I need each line of the entries below that includes the string "Luftdruck".

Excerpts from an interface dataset
[Start of Attachment]
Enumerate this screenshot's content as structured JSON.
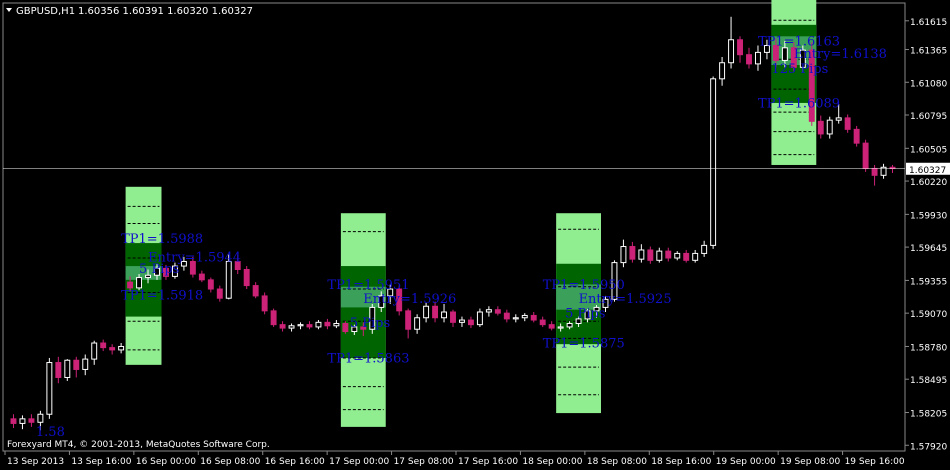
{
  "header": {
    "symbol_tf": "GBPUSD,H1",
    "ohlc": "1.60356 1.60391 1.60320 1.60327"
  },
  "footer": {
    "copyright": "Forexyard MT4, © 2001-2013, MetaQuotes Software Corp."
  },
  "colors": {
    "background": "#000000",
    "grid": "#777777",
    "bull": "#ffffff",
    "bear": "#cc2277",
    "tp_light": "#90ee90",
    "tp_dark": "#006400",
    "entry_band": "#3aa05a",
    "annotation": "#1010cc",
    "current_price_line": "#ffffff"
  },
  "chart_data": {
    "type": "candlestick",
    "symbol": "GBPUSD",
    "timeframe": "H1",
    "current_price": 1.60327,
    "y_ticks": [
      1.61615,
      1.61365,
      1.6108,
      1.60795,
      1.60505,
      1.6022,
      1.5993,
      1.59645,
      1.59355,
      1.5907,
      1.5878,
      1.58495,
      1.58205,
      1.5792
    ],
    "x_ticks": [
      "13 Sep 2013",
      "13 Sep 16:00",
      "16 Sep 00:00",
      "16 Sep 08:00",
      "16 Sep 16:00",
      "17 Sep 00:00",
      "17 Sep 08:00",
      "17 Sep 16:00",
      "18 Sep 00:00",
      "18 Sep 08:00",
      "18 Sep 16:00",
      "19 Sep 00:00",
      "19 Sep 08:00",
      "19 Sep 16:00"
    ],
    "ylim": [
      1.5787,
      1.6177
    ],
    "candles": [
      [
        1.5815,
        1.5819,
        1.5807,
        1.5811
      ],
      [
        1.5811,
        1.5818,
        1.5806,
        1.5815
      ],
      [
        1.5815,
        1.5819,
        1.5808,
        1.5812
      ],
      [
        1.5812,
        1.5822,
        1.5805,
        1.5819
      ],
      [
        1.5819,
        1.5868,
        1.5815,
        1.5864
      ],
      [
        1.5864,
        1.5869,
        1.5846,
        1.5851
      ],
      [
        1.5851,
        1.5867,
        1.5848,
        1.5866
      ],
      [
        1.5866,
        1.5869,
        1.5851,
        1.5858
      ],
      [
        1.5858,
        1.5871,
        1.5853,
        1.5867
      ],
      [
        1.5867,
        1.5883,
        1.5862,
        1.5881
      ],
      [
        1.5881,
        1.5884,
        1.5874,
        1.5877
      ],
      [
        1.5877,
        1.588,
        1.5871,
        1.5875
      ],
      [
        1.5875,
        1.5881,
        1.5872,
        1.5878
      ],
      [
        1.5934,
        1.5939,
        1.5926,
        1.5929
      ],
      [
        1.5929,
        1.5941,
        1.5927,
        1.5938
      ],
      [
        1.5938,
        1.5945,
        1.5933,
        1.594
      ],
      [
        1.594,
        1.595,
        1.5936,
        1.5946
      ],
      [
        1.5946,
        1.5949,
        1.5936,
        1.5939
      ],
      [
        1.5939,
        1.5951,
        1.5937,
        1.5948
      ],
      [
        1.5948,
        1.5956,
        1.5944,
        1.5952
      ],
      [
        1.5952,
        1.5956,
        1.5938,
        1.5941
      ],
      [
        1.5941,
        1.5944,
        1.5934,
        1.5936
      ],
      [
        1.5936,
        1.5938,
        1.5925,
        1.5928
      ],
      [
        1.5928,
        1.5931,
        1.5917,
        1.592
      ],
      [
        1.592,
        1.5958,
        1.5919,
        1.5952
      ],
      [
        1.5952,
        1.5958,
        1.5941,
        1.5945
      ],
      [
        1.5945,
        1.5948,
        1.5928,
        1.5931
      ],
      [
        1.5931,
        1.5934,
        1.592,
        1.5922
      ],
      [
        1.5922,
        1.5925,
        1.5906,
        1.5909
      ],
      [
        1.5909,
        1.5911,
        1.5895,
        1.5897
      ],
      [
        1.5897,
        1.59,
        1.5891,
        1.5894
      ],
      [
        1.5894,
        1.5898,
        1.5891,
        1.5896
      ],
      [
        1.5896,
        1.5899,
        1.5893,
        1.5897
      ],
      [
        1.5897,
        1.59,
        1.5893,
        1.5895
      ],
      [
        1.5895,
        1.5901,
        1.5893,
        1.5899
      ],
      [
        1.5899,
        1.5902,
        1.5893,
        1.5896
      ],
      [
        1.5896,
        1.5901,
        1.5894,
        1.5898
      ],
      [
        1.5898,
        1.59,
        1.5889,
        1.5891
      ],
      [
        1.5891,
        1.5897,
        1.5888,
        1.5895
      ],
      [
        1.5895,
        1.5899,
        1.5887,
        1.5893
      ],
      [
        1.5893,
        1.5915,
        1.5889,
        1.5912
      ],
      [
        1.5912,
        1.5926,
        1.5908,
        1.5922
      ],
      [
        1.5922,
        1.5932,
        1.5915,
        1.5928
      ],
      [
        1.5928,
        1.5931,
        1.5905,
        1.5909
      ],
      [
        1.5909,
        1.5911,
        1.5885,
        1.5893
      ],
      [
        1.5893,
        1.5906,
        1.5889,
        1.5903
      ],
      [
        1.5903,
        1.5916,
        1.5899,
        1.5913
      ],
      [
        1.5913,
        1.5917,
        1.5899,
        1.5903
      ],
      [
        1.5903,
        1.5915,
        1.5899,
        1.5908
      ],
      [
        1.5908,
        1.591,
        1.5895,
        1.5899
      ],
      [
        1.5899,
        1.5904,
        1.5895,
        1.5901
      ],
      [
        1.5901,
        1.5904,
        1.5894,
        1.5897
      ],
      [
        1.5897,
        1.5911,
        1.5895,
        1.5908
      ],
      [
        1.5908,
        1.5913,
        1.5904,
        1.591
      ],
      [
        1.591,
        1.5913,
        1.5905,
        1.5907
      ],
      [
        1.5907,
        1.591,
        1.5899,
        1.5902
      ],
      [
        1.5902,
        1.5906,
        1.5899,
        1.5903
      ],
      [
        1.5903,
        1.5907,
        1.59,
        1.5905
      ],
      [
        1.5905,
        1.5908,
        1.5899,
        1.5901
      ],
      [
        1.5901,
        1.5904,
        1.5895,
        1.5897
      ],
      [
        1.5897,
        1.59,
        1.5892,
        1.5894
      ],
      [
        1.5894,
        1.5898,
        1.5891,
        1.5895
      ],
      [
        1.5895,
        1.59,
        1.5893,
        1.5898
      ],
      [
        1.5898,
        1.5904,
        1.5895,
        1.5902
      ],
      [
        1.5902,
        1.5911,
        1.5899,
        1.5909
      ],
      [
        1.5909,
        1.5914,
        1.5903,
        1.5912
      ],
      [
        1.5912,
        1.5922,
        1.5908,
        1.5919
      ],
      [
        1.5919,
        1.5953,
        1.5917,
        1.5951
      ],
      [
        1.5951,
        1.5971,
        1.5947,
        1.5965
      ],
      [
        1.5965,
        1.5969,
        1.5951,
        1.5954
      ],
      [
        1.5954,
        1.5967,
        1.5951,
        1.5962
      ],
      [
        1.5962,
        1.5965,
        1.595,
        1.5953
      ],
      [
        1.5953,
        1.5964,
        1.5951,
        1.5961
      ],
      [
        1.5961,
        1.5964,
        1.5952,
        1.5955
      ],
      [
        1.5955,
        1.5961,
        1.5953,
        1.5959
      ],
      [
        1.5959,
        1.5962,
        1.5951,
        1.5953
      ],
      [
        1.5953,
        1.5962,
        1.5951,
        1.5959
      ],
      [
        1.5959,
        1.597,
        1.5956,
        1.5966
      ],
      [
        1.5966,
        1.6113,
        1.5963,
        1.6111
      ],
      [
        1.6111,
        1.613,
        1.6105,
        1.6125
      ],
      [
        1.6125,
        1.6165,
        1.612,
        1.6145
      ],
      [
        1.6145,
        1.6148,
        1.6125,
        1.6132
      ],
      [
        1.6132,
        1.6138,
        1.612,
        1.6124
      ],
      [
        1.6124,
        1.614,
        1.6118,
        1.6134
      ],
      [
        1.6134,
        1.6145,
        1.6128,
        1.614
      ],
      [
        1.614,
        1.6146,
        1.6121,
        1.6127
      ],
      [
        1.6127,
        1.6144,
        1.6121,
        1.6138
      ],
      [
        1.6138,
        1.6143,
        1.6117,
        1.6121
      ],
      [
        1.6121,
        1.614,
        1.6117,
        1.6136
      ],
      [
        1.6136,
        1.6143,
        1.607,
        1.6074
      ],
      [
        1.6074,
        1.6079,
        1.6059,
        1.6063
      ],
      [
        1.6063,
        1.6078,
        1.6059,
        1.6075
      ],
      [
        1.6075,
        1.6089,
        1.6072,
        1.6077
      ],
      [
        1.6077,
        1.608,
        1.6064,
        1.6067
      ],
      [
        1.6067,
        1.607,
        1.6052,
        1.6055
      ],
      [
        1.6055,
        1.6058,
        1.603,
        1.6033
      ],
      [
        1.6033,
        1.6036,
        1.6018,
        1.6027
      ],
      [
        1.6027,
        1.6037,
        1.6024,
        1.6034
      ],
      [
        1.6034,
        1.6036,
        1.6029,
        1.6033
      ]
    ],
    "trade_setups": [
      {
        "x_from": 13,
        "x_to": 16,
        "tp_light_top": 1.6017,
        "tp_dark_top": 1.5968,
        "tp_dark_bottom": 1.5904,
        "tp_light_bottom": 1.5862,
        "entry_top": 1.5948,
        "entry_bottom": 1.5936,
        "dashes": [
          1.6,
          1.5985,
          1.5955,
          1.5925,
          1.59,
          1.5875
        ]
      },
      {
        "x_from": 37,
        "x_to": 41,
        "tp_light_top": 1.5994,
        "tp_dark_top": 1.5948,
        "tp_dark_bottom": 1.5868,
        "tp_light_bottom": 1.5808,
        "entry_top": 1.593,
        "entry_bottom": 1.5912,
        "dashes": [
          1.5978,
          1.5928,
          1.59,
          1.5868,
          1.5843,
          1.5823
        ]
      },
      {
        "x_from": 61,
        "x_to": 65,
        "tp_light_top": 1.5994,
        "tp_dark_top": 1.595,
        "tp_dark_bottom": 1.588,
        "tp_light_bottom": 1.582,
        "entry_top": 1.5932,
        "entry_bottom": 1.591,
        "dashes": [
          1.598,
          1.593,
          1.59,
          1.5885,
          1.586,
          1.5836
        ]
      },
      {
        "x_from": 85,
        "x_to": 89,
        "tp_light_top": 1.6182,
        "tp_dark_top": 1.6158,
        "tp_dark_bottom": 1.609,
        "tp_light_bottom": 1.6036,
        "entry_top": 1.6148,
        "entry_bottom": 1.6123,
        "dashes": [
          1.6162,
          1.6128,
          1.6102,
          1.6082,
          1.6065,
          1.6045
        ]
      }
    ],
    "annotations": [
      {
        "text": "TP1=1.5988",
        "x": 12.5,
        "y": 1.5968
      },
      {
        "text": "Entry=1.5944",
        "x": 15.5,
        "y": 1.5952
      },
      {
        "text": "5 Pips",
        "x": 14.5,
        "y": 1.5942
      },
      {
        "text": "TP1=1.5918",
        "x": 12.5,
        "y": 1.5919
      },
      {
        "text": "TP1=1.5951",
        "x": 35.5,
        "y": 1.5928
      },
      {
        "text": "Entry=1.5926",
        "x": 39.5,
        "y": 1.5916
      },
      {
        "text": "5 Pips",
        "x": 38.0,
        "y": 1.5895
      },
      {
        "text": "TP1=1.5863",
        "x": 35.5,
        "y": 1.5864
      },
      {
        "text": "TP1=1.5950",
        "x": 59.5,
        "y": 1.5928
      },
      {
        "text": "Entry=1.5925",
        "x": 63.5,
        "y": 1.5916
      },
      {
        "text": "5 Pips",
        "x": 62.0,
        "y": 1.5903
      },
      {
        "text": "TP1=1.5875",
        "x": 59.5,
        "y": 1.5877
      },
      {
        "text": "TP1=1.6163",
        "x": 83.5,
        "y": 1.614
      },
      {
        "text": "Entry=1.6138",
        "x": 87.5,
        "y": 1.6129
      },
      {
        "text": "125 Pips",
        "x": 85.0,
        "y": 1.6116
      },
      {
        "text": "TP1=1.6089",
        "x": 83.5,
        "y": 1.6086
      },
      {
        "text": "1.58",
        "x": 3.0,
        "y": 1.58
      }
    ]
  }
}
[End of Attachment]
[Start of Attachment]
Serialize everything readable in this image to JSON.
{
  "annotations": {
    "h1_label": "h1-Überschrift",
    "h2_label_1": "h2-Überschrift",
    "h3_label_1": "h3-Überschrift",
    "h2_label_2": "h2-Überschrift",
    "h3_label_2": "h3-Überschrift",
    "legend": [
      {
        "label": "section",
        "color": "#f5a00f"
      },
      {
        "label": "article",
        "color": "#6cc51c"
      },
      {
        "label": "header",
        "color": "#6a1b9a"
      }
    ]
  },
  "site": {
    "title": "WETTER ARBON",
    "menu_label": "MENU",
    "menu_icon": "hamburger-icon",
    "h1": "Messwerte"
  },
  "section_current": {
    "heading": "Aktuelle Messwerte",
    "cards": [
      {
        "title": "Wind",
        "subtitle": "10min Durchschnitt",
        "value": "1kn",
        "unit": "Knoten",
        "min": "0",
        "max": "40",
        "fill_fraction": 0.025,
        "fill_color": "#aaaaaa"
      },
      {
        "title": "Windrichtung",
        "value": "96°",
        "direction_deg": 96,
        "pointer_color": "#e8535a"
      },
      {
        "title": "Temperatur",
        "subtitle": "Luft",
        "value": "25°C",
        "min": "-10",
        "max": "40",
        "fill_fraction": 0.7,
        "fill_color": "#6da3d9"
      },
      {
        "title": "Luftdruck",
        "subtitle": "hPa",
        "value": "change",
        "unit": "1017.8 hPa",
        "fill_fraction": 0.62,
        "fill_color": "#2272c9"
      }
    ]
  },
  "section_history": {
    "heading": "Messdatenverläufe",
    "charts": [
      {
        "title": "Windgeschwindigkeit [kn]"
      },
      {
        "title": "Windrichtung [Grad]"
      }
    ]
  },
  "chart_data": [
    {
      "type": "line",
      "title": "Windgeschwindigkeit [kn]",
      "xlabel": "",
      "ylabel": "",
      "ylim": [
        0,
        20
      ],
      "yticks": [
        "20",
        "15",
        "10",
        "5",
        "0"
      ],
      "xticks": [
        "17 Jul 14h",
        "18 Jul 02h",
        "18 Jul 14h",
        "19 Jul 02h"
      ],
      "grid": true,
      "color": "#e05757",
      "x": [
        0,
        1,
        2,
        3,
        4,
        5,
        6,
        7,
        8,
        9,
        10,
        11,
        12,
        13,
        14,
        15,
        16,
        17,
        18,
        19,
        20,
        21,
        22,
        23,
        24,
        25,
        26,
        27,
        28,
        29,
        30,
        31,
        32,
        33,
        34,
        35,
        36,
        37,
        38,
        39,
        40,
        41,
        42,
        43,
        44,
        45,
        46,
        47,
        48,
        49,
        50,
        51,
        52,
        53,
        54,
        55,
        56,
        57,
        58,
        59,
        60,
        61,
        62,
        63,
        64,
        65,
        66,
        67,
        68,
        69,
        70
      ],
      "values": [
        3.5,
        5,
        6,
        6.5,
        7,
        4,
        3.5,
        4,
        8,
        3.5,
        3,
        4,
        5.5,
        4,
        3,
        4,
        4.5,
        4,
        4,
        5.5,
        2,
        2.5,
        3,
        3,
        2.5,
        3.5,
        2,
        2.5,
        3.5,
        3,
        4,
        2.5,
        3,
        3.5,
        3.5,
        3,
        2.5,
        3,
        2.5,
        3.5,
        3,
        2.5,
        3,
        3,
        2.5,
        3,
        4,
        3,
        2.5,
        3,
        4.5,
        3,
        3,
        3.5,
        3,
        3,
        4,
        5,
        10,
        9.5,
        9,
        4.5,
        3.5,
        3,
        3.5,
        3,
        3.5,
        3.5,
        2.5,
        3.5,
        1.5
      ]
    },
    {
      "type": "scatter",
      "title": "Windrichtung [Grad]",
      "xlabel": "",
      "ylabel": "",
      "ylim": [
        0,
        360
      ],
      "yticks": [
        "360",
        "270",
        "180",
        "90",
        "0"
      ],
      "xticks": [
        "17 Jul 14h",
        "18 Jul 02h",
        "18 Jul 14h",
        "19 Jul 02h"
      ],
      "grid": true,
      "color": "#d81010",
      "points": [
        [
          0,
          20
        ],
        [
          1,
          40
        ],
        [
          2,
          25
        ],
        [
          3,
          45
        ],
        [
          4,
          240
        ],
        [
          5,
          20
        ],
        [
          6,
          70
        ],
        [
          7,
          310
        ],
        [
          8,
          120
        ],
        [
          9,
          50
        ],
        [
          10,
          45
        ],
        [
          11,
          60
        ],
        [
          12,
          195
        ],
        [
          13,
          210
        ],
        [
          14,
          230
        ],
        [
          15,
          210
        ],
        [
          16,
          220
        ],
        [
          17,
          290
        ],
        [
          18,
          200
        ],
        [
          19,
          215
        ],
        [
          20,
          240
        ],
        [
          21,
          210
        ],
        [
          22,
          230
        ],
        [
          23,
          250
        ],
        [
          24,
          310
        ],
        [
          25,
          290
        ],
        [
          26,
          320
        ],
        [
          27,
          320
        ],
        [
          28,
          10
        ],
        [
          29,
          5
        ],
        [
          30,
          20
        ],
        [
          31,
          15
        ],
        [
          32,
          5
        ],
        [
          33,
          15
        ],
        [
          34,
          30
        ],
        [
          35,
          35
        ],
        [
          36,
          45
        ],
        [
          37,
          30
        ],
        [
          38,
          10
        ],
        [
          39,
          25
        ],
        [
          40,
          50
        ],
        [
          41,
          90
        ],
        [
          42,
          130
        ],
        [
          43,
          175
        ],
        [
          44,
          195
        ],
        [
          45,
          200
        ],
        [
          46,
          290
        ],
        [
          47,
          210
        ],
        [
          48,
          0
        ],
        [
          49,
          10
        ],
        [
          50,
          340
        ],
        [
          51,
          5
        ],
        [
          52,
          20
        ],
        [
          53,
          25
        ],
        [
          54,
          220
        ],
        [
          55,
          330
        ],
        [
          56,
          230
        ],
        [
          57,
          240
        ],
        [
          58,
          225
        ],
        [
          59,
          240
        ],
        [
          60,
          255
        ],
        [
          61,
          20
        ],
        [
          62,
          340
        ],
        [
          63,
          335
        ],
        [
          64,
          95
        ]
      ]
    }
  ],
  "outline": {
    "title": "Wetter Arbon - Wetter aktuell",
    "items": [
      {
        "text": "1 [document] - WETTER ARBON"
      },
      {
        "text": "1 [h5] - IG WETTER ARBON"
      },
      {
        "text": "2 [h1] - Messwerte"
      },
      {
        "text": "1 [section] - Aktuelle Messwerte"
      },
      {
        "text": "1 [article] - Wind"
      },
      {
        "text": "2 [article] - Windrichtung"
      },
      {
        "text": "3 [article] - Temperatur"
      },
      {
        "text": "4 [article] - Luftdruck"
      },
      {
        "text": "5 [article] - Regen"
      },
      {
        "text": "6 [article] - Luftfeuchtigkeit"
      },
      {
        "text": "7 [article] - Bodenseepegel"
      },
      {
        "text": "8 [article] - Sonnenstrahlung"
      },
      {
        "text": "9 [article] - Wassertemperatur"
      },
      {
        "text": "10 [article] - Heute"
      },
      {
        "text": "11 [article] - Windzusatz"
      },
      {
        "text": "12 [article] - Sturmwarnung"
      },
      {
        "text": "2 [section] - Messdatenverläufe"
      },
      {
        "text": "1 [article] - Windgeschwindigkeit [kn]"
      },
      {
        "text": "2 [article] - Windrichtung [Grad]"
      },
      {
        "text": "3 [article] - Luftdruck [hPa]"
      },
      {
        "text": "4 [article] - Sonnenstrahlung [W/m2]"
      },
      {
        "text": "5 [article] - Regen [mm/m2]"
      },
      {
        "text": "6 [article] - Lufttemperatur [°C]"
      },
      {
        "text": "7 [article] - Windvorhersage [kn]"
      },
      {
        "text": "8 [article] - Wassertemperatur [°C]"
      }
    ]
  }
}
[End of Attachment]
REPLY TO THE EXERCISE:
        "title": "Luftdruck",
        "text": "4 [article] - Luftdruck"
        "text": "3 [article] - Luftdruck [hPa]"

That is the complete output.